  1. animal health and welfare
  2. food safety
  3. environmental integrity
  4. socio-economic aspects associated with aquaculture

For example, the ASC Salmon Standard contains over 150 requirements covering legal, environmental and social issues, and requires that farmers minimise their impacts in these areas. It includes requirements on the use of medications, maintaining fish health, limiting escapes, and treating workers and communities fairly. Over 300 farms around the world are currently ASC certified, producing almost 1 million tons of certified salmon every year. Migros, the largest retailer in Switzerland, has gradually promoted the uptake of the ASC standard by its suppliers.  

Key Publications

Best Aquaculture Practices Standards for the Tilapia Industry

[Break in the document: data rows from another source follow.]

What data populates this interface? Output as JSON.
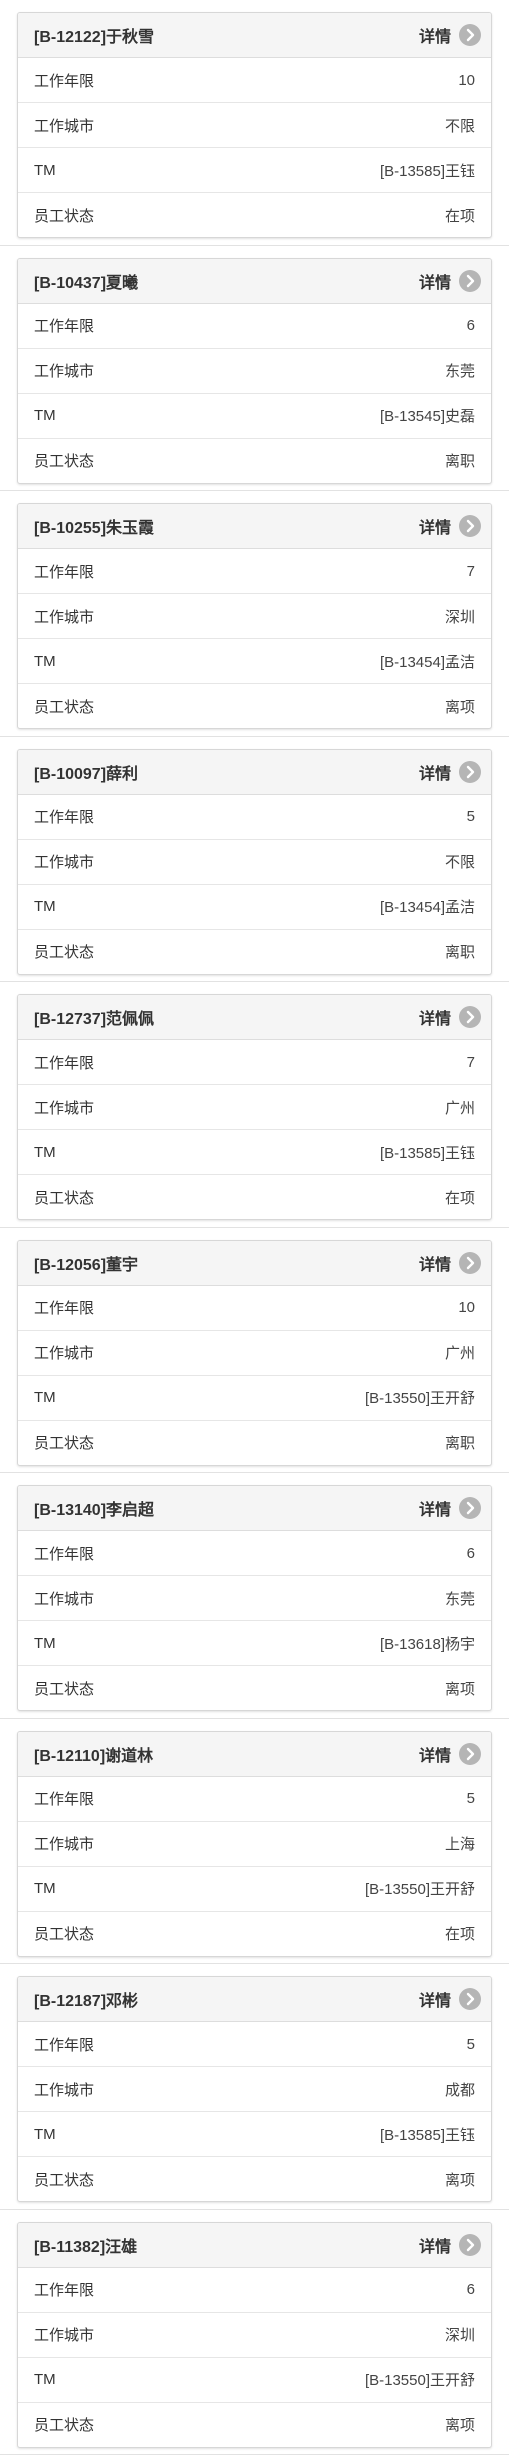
{
  "detail_label": "详情",
  "field_labels": {
    "years": "工作年限",
    "city": "工作城市",
    "tm": "TM",
    "status": "员工状态"
  },
  "icons": {
    "detail": "chevron-right-circle-icon"
  },
  "employees": [
    {
      "title": "[B-12122]于秋雪",
      "years": "10",
      "city": "不限",
      "tm": "[B-13585]王钰",
      "status": "在项"
    },
    {
      "title": "[B-10437]夏曦",
      "years": "6",
      "city": "东莞",
      "tm": "[B-13545]史磊",
      "status": "离职"
    },
    {
      "title": "[B-10255]朱玉霞",
      "years": "7",
      "city": "深圳",
      "tm": "[B-13454]孟洁",
      "status": "离项"
    },
    {
      "title": "[B-10097]薛利",
      "years": "5",
      "city": "不限",
      "tm": "[B-13454]孟洁",
      "status": "离职"
    },
    {
      "title": "[B-12737]范佩佩",
      "years": "7",
      "city": "广州",
      "tm": "[B-13585]王钰",
      "status": "在项"
    },
    {
      "title": "[B-12056]董宇",
      "years": "10",
      "city": "广州",
      "tm": "[B-13550]王开舒",
      "status": "离职"
    },
    {
      "title": "[B-13140]李启超",
      "years": "6",
      "city": "东莞",
      "tm": "[B-13618]杨宇",
      "status": "离项"
    },
    {
      "title": "[B-12110]谢道林",
      "years": "5",
      "city": "上海",
      "tm": "[B-13550]王开舒",
      "status": "在项"
    },
    {
      "title": "[B-12187]邓彬",
      "years": "5",
      "city": "成都",
      "tm": "[B-13585]王钰",
      "status": "离项"
    },
    {
      "title": "[B-11382]汪雄",
      "years": "6",
      "city": "深圳",
      "tm": "[B-13550]王开舒",
      "status": "离项"
    }
  ]
}
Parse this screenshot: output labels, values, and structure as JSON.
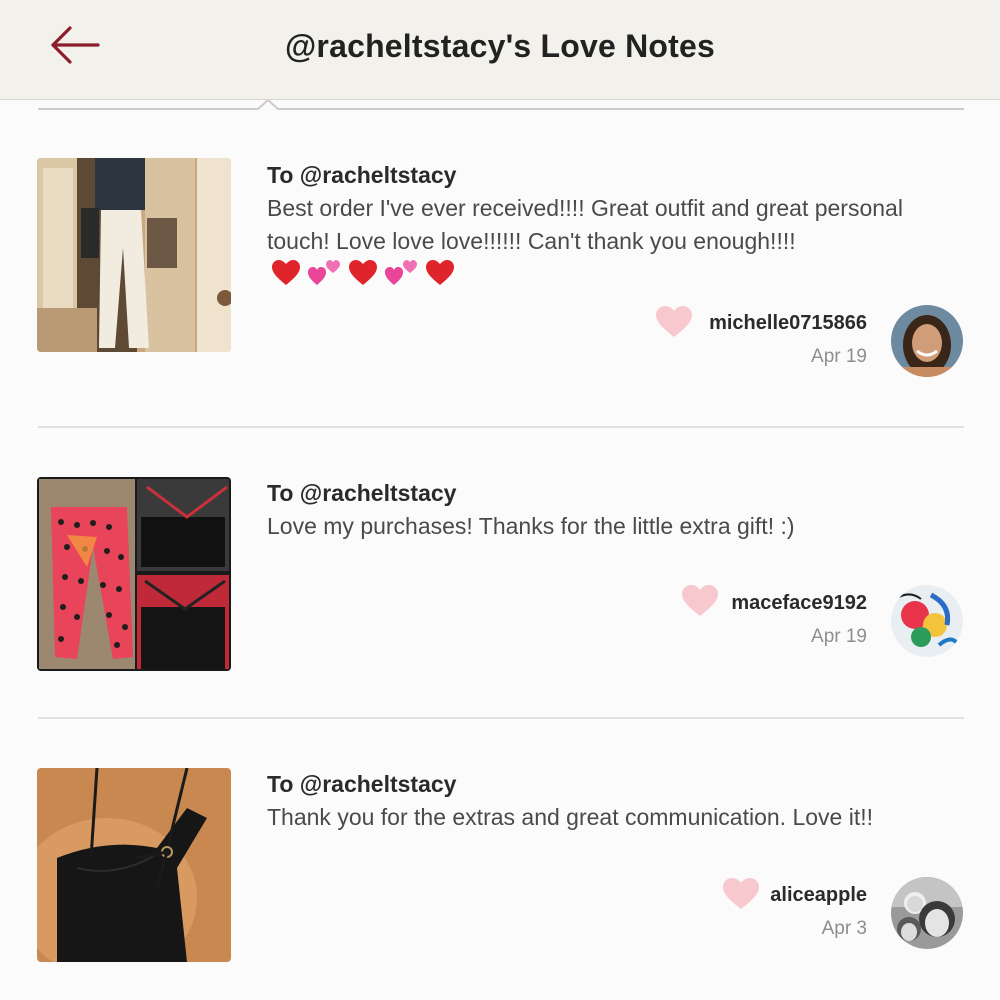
{
  "header": {
    "title": "@racheltstacy's Love Notes",
    "back_icon": "arrow-left-icon"
  },
  "notes": [
    {
      "to": "To @racheltstacy",
      "body": "Best order I've ever received!!!! Great outfit and great personal touch! Love love love!!!!!! Can't thank you enough!!!!",
      "emojis": [
        "red-heart",
        "two-hearts",
        "red-heart",
        "two-hearts",
        "red-heart"
      ],
      "author": "michelle0715866",
      "date": "Apr 19"
    },
    {
      "to": "To @racheltstacy",
      "body": "Love my purchases! Thanks for the little extra gift! :)",
      "author": "maceface9192",
      "date": "Apr 19"
    },
    {
      "to": "To @racheltstacy",
      "body": "Thank you for the extras and great communication. Love it!!",
      "author": "aliceapple",
      "date": "Apr 3"
    }
  ],
  "colors": {
    "accent": "#8b1d2c",
    "heart": "#f7c9cf",
    "header_bg": "#f3f1ec"
  }
}
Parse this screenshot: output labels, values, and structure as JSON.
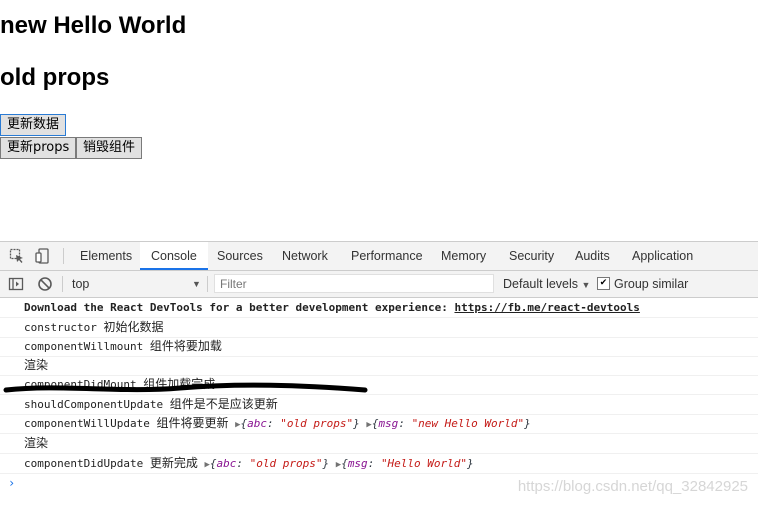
{
  "page": {
    "title": "new Hello World",
    "props_heading": "old props",
    "buttons": {
      "update_data": "更新数据",
      "update_props": "更新props",
      "destroy": "销毁组件"
    }
  },
  "devtools": {
    "tabs": [
      "Elements",
      "Console",
      "Sources",
      "Network",
      "Performance",
      "Memory",
      "Security",
      "Audits",
      "Application"
    ],
    "active_tab": "Console",
    "toolbar": {
      "context": "top",
      "filter_placeholder": "Filter",
      "levels": "Default levels",
      "group_similar": "Group similar"
    },
    "messages": [
      {
        "text": "Download the React DevTools for a better development experience: ",
        "link": "https://fb.me/react-devtools"
      },
      {
        "code": "constructor",
        "cn": "初始化数据"
      },
      {
        "code": "componentWillmount",
        "cn": "组件将要加载"
      },
      {
        "cn": "渲染"
      },
      {
        "code": "componentDidMount",
        "cn": "组件加载完成"
      },
      {
        "code": "shouldComponentUpdate",
        "cn": "组件是不是应该更新"
      },
      {
        "code": "componentWillUpdate",
        "cn": "组件将要更新",
        "arg1": {
          "key": "abc",
          "value": "\"old props\""
        },
        "arg2": {
          "key": "msg",
          "value": "\"new Hello World\""
        }
      },
      {
        "cn": "渲染"
      },
      {
        "code": "componentDidUpdate",
        "cn": "更新完成",
        "arg1": {
          "key": "abc",
          "value": "\"old props\""
        },
        "arg2": {
          "key": "msg",
          "value": "\"Hello World\""
        }
      }
    ],
    "prompt": "›"
  },
  "watermark": "https://blog.csdn.net/qq_32842925",
  "colors": {
    "accent": "#1a73e8",
    "string": "#c41a16",
    "key": "#881391"
  }
}
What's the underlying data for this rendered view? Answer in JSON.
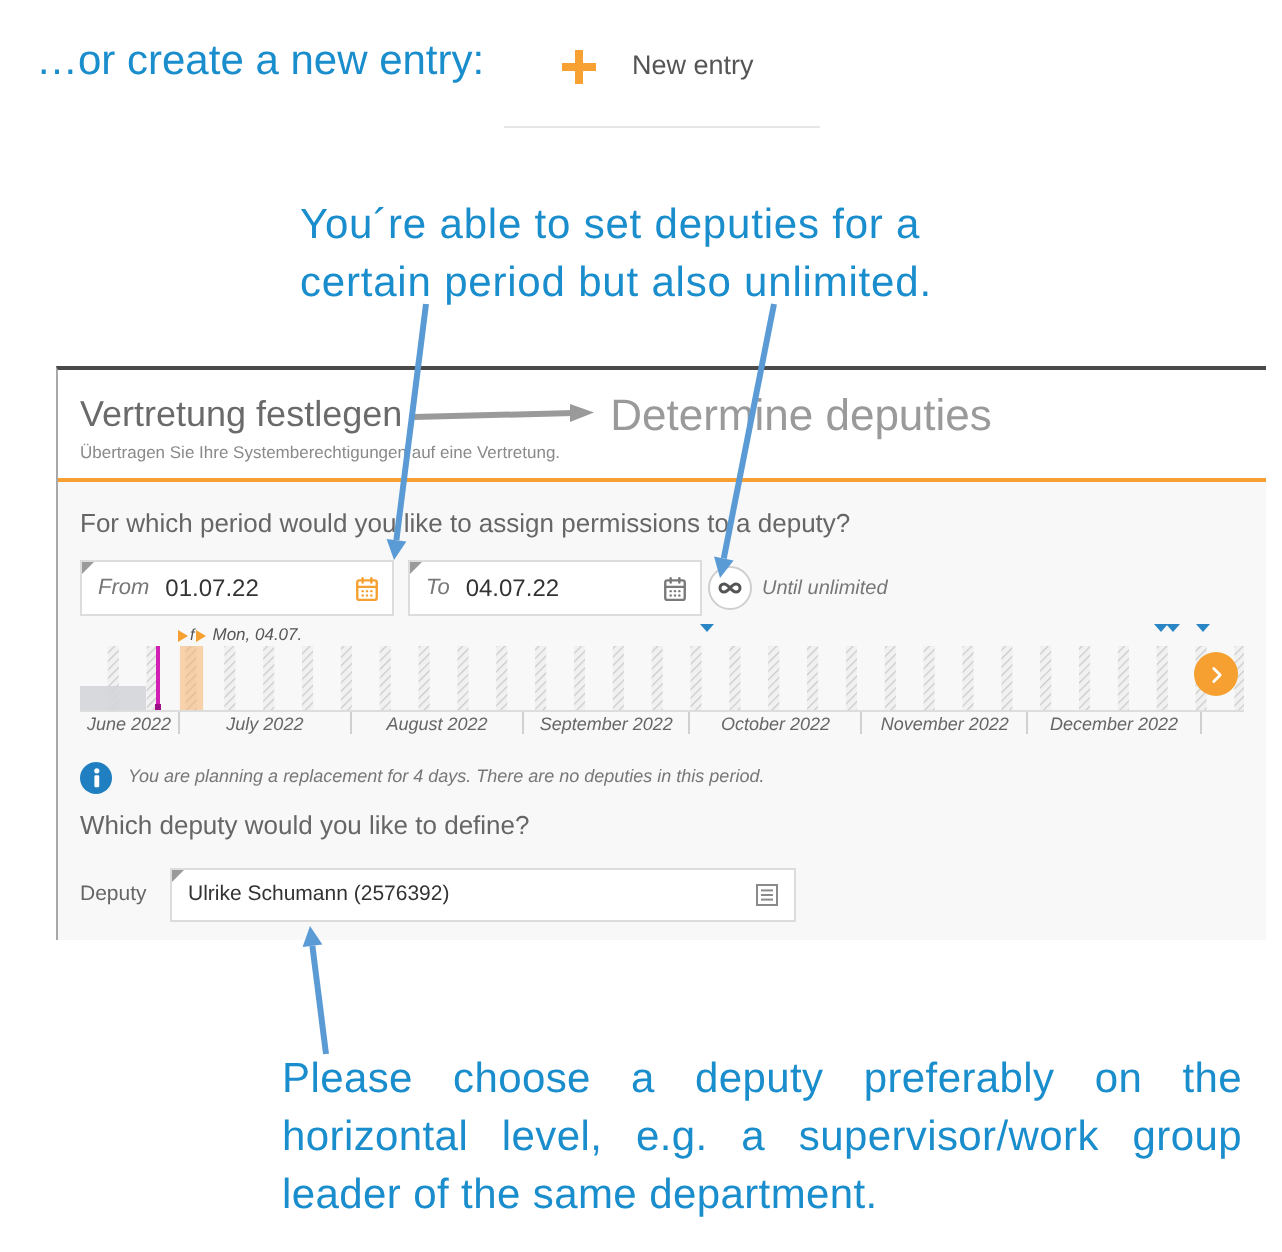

Information on the importance of certification is discussed.                                                                                                                   

Private standards and certification in fisheries and aquaculture: current practice and emerging issues

Included is an analysis of the two main types of private standards affecting fish trade (ecolabels and food safety and quality standards), and their importance for a range of stakeholders. 

The GLOBALG.A.P. Aquaculture Standard

The Global Good Aquaculture Standard is a worldwide organisation that sets voluntary standards for the certification.                                              

More Resources

More Resources

The Global Good Aquaculture Standard is a worldwide organization that sets voluntary standards for the certification.
The Aquaculture Stewardship Council (ASC) runs an ambitious programme to transform the world's seafood markets and promote the best environmental and social aquaculture performance.
Information on the importance of certification is discussed.